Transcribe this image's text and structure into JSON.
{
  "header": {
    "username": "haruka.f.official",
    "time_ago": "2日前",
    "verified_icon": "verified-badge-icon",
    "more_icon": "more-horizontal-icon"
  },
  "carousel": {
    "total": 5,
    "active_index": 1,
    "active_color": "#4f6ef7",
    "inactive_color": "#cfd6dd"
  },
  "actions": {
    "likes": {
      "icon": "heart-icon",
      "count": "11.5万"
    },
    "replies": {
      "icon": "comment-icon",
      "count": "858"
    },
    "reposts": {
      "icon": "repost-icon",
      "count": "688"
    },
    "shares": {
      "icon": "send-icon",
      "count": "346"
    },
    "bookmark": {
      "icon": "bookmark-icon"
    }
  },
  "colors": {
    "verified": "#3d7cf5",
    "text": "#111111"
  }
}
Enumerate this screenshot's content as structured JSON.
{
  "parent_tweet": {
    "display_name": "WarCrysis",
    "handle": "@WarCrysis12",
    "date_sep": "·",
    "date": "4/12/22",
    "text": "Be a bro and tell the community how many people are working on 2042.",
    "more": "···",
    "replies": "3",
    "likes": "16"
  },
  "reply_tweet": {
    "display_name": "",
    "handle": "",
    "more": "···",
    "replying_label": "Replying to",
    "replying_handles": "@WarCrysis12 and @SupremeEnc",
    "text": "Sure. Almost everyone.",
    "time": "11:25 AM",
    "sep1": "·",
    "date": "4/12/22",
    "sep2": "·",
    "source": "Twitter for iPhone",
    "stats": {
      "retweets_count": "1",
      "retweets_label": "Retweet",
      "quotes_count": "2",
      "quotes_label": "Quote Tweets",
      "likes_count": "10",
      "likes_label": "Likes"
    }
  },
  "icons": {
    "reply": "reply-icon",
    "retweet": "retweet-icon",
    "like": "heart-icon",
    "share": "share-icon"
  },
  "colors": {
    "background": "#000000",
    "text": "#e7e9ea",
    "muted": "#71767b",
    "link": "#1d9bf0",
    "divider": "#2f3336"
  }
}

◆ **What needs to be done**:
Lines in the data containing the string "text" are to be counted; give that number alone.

◆ **Response area**:
5